**Assignment**
Report how many lines in the records carry the string "subtitle", and give no further text.

Source records:
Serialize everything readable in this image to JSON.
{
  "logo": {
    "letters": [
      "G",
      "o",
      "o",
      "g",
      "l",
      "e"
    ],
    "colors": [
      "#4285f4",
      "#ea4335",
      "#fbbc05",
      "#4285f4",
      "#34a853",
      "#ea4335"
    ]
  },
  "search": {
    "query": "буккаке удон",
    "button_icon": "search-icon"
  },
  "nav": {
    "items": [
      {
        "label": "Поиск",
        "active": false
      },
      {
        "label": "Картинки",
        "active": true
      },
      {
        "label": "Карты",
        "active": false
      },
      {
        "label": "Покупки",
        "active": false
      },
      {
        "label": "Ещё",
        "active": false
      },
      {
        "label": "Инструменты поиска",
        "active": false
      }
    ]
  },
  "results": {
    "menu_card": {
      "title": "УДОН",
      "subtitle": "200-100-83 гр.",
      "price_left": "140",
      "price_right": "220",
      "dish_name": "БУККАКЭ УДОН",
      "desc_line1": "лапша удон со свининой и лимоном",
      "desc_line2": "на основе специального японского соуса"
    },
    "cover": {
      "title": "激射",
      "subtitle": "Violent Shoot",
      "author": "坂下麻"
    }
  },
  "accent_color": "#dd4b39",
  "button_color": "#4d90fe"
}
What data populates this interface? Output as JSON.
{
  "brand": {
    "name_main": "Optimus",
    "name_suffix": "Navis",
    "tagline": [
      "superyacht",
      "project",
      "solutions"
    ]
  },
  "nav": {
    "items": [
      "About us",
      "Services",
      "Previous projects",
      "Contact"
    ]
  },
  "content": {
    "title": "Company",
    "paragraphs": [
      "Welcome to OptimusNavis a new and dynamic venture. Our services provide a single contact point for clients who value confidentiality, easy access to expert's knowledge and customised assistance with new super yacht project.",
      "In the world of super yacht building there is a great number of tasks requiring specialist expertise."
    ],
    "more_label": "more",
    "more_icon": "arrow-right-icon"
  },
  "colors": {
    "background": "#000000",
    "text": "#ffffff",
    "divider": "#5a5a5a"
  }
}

**Answer space**
2